## What you need to do
Pictures stay out; print the rest of the listing below exactly as it stands.

## Input data
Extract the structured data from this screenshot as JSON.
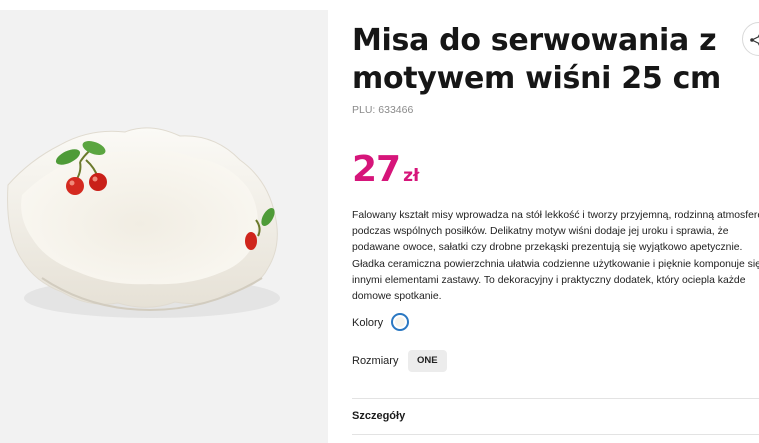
{
  "product": {
    "title": "Misa do serwowania z motywem wiśni 25 cm",
    "plu": "PLU: 633466",
    "price_value": "27",
    "price_currency": "zł",
    "description": "Falowany kształt misy wprowadza na stół lekkość i tworzy przyjemną, rodzinną atmosferę podczas wspólnych posiłków. Delikatny motyw wiśni dodaje jej uroku i sprawia, że podawane owoce, sałatki czy drobne przekąski prezentują się wyjątkowo apetycznie. Gładka ceramiczna powierzchnia ułatwia codzienne użytkowanie i pięknie komponuje się z innymi elementami zastawy. To dekoracyjny i praktyczny dodatek, który ociepla każde domowe spotkanie."
  },
  "options": {
    "colors_label": "Kolory",
    "sizes_label": "Rozmiary",
    "size_value": "ONE"
  },
  "sections": {
    "details_label": "Szczegóły"
  },
  "icons": {
    "share": "share-icon"
  },
  "colors": {
    "accent_price": "#d6157a",
    "selected_ring": "#2b78c2",
    "gallery_bg": "#f2f2f2"
  }
}
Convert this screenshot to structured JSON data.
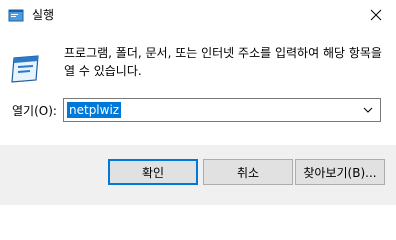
{
  "window": {
    "title": "실행",
    "close_glyph": "✕"
  },
  "dialog": {
    "description": "프로그램, 폴더, 문서, 또는 인터넷 주소를 입력하여 해당 항목을 열 수 있습니다.",
    "open_label": "열기(O):",
    "open_value": "netplwiz",
    "selection_color": "#0078d7"
  },
  "buttons": {
    "ok": "확인",
    "cancel": "취소",
    "browse": "찾아보기(B)..."
  },
  "icons": {
    "app": "run-icon",
    "close": "close-icon",
    "dropdown": "chevron-down-icon"
  }
}
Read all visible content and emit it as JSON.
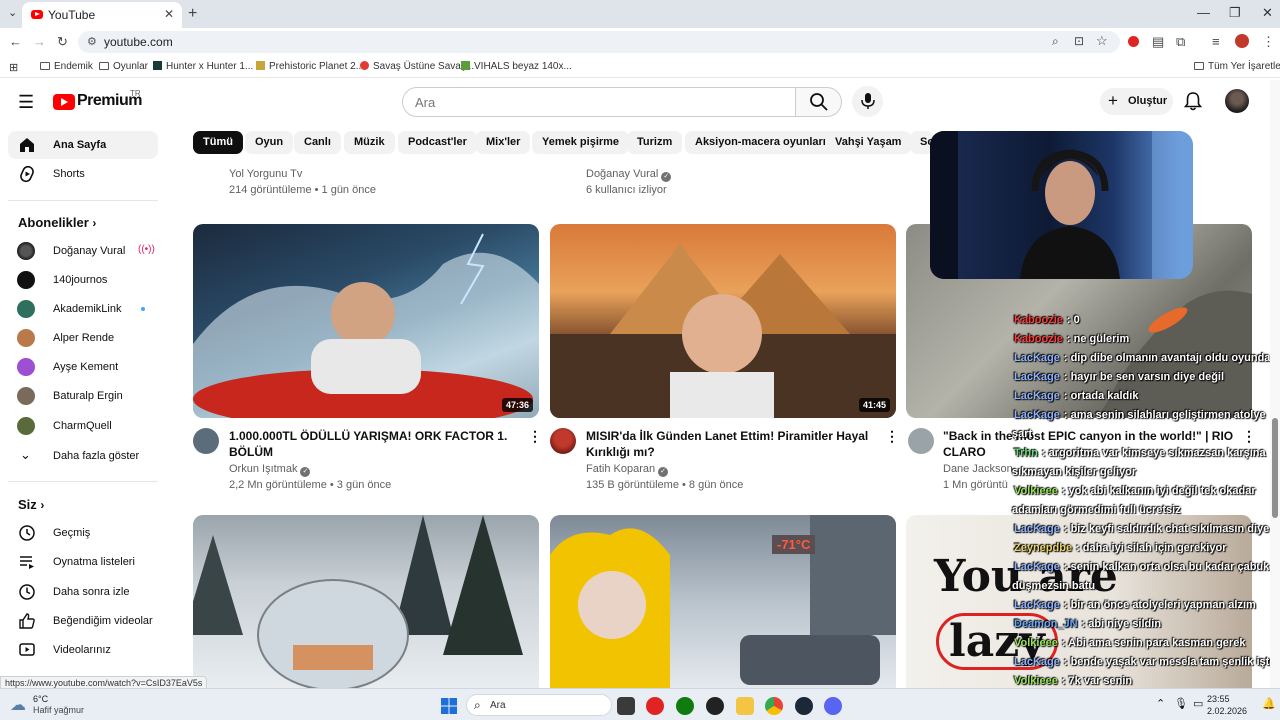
{
  "browser": {
    "tab_title": "YouTube",
    "tab_close": "✕",
    "new_tab": "+",
    "url": "youtube.com",
    "window_controls": [
      "—",
      "❐",
      "✕"
    ],
    "bookmarks": [
      "Endemik",
      "Oyunlar",
      "Hunter x Hunter 1...",
      "Prehistoric Planet 2...",
      "Savaş Üstüne Savaş...",
      "VIHALS beyaz 140x..."
    ],
    "bookmarks_right": "Tüm Yer İşaretleri",
    "status_url": "https://www.youtube.com/watch?v=CsID37EaV5s"
  },
  "masthead": {
    "logo_text": "Premium",
    "logo_region": "TR",
    "search_placeholder": "Ara",
    "create_label": "Oluştur"
  },
  "chips": [
    "Tümü",
    "Oyun",
    "Canlı",
    "Müzik",
    "Podcast'ler",
    "Mix'ler",
    "Yemek pişirme",
    "Turizm",
    "Aksiyon-macera oyunları",
    "Vahşi Yaşam",
    "So"
  ],
  "sidebar": {
    "home": "Ana Sayfa",
    "shorts": "Shorts",
    "subscriptions_header": "Abonelikler",
    "channels": [
      "Doğanay Vural",
      "140journos",
      "AkademikLink",
      "Alper Rende",
      "Ayşe Kement",
      "Baturalp Ergin",
      "CharmQuell"
    ],
    "show_more": "Daha fazla göster",
    "you_header": "Siz",
    "you_items": [
      "Geçmiş",
      "Oynatma listeleri",
      "Daha sonra izle",
      "Beğendiğim videolar",
      "Videolarınız"
    ]
  },
  "top_row": [
    {
      "channel": "Yol Yorgunu Tv",
      "meta": "214 görüntüleme • 1 gün önce"
    },
    {
      "channel": "Doğanay Vural",
      "meta": "6 kullanıcı izliyor"
    }
  ],
  "videos": [
    {
      "title_l1": "1.000.000TL ÖDÜLLÜ YARIŞMA! ORK FACTOR 1.",
      "title_l2": "BÖLÜM",
      "channel": "Orkun Işıtmak",
      "meta": "2,2 Mn görüntüleme • 3 gün önce",
      "duration": "47:36"
    },
    {
      "title_l1": "MISIR'da İlk Günden Lanet Ettim! Piramitler Hayal",
      "title_l2": "Kırıklığı mı?",
      "channel": "Fatih Koparan",
      "meta": "135 B görüntüleme • 8 gün önce",
      "duration": "41:45"
    },
    {
      "title_l1": "\"Back in the most EPIC canyon in the world!\" | RIO",
      "title_l2": "CLARO",
      "channel": "Dane Jackson",
      "meta": "1 Mn görüntü"
    }
  ],
  "thumb_texts": {
    "temp_sign": "-71°C",
    "youre": "You are",
    "lazy": "lazy"
  },
  "chat": [
    {
      "user": "Kaboozie",
      "msg": ": 0",
      "color": "#ff3b3b"
    },
    {
      "user": "Kaboozie",
      "msg": ": ne gülerim",
      "color": "#ff3b3b"
    },
    {
      "user": "LacKage",
      "msg": ": dip dibe olmanın avantajı oldu oyunda",
      "color": "#8fb3ff"
    },
    {
      "user": "LacKage",
      "msg": ": hayır be sen varsın diye değil",
      "color": "#8fb3ff"
    },
    {
      "user": "LacKage",
      "msg": ": ortada kaldık",
      "color": "#8fb3ff"
    },
    {
      "user": "LacKage",
      "msg": ": ama senin silahları geliştirmen atolye",
      "color": "#8fb3ff"
    },
    {
      "user": "",
      "msg": "şart",
      "color": "#ffffff"
    },
    {
      "user": "Trhn",
      "msg": ": argoritma var kimseye sıkmazsan karşına",
      "color": "#6ee07a"
    },
    {
      "user": "",
      "msg": "sıkmayan kişiler geliyor",
      "color": "#ffffff"
    },
    {
      "user": "Volkieee",
      "msg": ": yok abi kalkanın iyi değil tek okadar",
      "color": "#9be35a"
    },
    {
      "user": "",
      "msg": "adamları görmedimi full ücretsiz",
      "color": "#ffffff"
    },
    {
      "user": "LacKage",
      "msg": ": biz keyfi saldırdık chat sıkılmasın diye",
      "color": "#8fb3ff"
    },
    {
      "user": "Zeynepdbe",
      "msg": ": daha iyi silah için gerekiyor",
      "color": "#e9d36a"
    },
    {
      "user": "LacKage",
      "msg": ": senin kalkan orta olsa bu kadar çabuk",
      "color": "#8fb3ff"
    },
    {
      "user": "",
      "msg": "düşmezsin batu",
      "color": "#ffffff"
    },
    {
      "user": "LacKage",
      "msg": ": bir an önce atolyeleri yapman alzım",
      "color": "#8fb3ff"
    },
    {
      "user": "Deamon_JN",
      "msg": ": abi niye sildin",
      "color": "#6aa8ff"
    },
    {
      "user": "Volkieee",
      "msg": ": Abi ama senin para kasman gerek",
      "color": "#9be35a"
    },
    {
      "user": "LacKage",
      "msg": ": bende yaşak var mesela tam şenlik işte",
      "color": "#8fb3ff"
    },
    {
      "user": "Volkieee",
      "msg": ": 7k var senin",
      "color": "#9be35a"
    }
  ],
  "taskbar": {
    "weather_temp": "6°C",
    "weather_desc": "Hafif yağmur",
    "search_label": "Ara",
    "time": "23:55",
    "date": "2.02.2026"
  },
  "colors": {
    "youtube_red": "#ff0000",
    "chip_active": "#0f0f0f"
  }
}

## Reply to the task
Extract the structured data from this screenshot as JSON.
{
  "product": {
    "title": "Misa do serwowania z motywem wiśni 25 cm",
    "plu": "PLU: 633466",
    "price_value": "27",
    "price_currency": "zł",
    "description": "Falowany kształt misy wprowadza na stół lekkość i tworzy przyjemną, rodzinną atmosferę podczas wspólnych posiłków. Delikatny motyw wiśni dodaje jej uroku i sprawia, że podawane owoce, sałatki czy drobne przekąski prezentują się wyjątkowo apetycznie. Gładka ceramiczna powierzchnia ułatwia codzienne użytkowanie i pięknie komponuje się z innymi elementami zastawy. To dekoracyjny i praktyczny dodatek, który ociepla każde domowe spotkanie."
  },
  "options": {
    "colors_label": "Kolory",
    "sizes_label": "Rozmiary",
    "size_value": "ONE"
  },
  "sections": {
    "details_label": "Szczegóły"
  },
  "icons": {
    "share": "share-icon"
  },
  "colors": {
    "accent_price": "#d6157a",
    "selected_ring": "#2b78c2",
    "gallery_bg": "#f2f2f2"
  }
}
Convert this screenshot to structured JSON data.
{
  "window": {
    "title": "실행",
    "close_glyph": "✕"
  },
  "dialog": {
    "description": "프로그램, 폴더, 문서, 또는 인터넷 주소를 입력하여 해당 항목을 열 수 있습니다.",
    "open_label": "열기(O):",
    "open_value": "netplwiz",
    "selection_color": "#0078d7"
  },
  "buttons": {
    "ok": "확인",
    "cancel": "취소",
    "browse": "찾아보기(B)..."
  },
  "icons": {
    "app": "run-icon",
    "close": "close-icon",
    "dropdown": "chevron-down-icon"
  }
}
Read all visible content and emit it as JSON.
{
  "browser": {
    "tab_title": "YouTube",
    "tab_close": "✕",
    "new_tab": "+",
    "url": "youtube.com",
    "window_controls": [
      "—",
      "❐",
      "✕"
    ],
    "bookmarks": [
      "Endemik",
      "Oyunlar",
      "Hunter x Hunter 1...",
      "Prehistoric Planet 2...",
      "Savaş Üstüne Savaş...",
      "VIHALS beyaz 140x..."
    ],
    "bookmarks_right": "Tüm Yer İşaretleri",
    "status_url": "https://www.youtube.com/watch?v=CsID37EaV5s"
  },
  "masthead": {
    "logo_text": "Premium",
    "logo_region": "TR",
    "search_placeholder": "Ara",
    "create_label": "Oluştur"
  },
  "chips": [
    "Tümü",
    "Oyun",
    "Canlı",
    "Müzik",
    "Podcast'ler",
    "Mix'ler",
    "Yemek pişirme",
    "Turizm",
    "Aksiyon-macera oyunları",
    "Vahşi Yaşam",
    "So"
  ],
  "sidebar": {
    "home": "Ana Sayfa",
    "shorts": "Shorts",
    "subscriptions_header": "Abonelikler",
    "channels": [
      "Doğanay Vural",
      "140journos",
      "AkademikLink",
      "Alper Rende",
      "Ayşe Kement",
      "Baturalp Ergin",
      "CharmQuell"
    ],
    "show_more": "Daha fazla göster",
    "you_header": "Siz",
    "you_items": [
      "Geçmiş",
      "Oynatma listeleri",
      "Daha sonra izle",
      "Beğendiğim videolar",
      "Videolarınız"
    ]
  },
  "top_row": [
    {
      "channel": "Yol Yorgunu Tv",
      "meta": "214 görüntüleme • 1 gün önce"
    },
    {
      "channel": "Doğanay Vural",
      "meta": "6 kullanıcı izliyor"
    }
  ],
  "videos": [
    {
      "title_l1": "1.000.000TL ÖDÜLLÜ YARIŞMA! ORK FACTOR 1.",
      "title_l2": "BÖLÜM",
      "channel": "Orkun Işıtmak",
      "meta": "2,2 Mn görüntüleme • 3 gün önce",
      "duration": "47:36"
    },
    {
      "title_l1": "MISIR'da İlk Günden Lanet Ettim! Piramitler Hayal",
      "title_l2": "Kırıklığı mı?",
      "channel": "Fatih Koparan",
      "meta": "135 B görüntüleme • 8 gün önce",
      "duration": "41:45"
    },
    {
      "title_l1": "\"Back in the most EPIC canyon in the world!\" | RIO",
      "title_l2": "CLARO",
      "channel": "Dane Jackson",
      "meta": "1 Mn görüntü"
    }
  ],
  "thumb_texts": {
    "temp_sign": "-71°C",
    "youre": "You are",
    "lazy": "lazy"
  },
  "chat": [
    {
      "user": "Kaboozie",
      "msg": ": 0",
      "color": "#ff3b3b"
    },
    {
      "user": "Kaboozie",
      "msg": ": ne gülerim",
      "color": "#ff3b3b"
    },
    {
      "user": "LacKage",
      "msg": ": dip dibe olmanın avantajı oldu oyunda",
      "color": "#8fb3ff"
    },
    {
      "user": "LacKage",
      "msg": ": hayır be sen varsın diye değil",
      "color": "#8fb3ff"
    },
    {
      "user": "LacKage",
      "msg": ": ortada kaldık",
      "color": "#8fb3ff"
    },
    {
      "user": "LacKage",
      "msg": ": ama senin silahları geliştirmen atolye",
      "color": "#8fb3ff"
    },
    {
      "user": "",
      "msg": "şart",
      "color": "#ffffff"
    },
    {
      "user": "Trhn",
      "msg": ": argoritma var kimseye sıkmazsan karşına",
      "color": "#6ee07a"
    },
    {
      "user": "",
      "msg": "sıkmayan kişiler geliyor",
      "color": "#ffffff"
    },
    {
      "user": "Volkieee",
      "msg": ": yok abi kalkanın iyi değil tek okadar",
      "color": "#9be35a"
    },
    {
      "user": "",
      "msg": "adamları görmedimi full ücretsiz",
      "color": "#ffffff"
    },
    {
      "user": "LacKage",
      "msg": ": biz keyfi saldırdık chat sıkılmasın diye",
      "color": "#8fb3ff"
    },
    {
      "user": "Zeynepdbe",
      "msg": ": daha iyi silah için gerekiyor",
      "color": "#e9d36a"
    },
    {
      "user": "LacKage",
      "msg": ": senin kalkan orta olsa bu kadar çabuk",
      "color": "#8fb3ff"
    },
    {
      "user": "",
      "msg": "düşmezsin batu",
      "color": "#ffffff"
    },
    {
      "user": "LacKage",
      "msg": ": bir an önce atolyeleri yapman alzım",
      "color": "#8fb3ff"
    },
    {
      "user": "Deamon_JN",
      "msg": ": abi niye sildin",
      "color": "#6aa8ff"
    },
    {
      "user": "Volkieee",
      "msg": ": Abi ama senin para kasman gerek",
      "color": "#9be35a"
    },
    {
      "user": "LacKage",
      "msg": ": bende yaşak var mesela tam şenlik işte",
      "color": "#8fb3ff"
    },
    {
      "user": "Volkieee",
      "msg": ": 7k var senin",
      "color": "#9be35a"
    }
  ],
  "taskbar": {
    "weather_temp": "6°C",
    "weather_desc": "Hafif yağmur",
    "search_label": "Ara",
    "time": "23:55",
    "date": "2.02.2026"
  },
  "colors": {
    "youtube_red": "#ff0000",
    "chip_active": "#0f0f0f"
  }
}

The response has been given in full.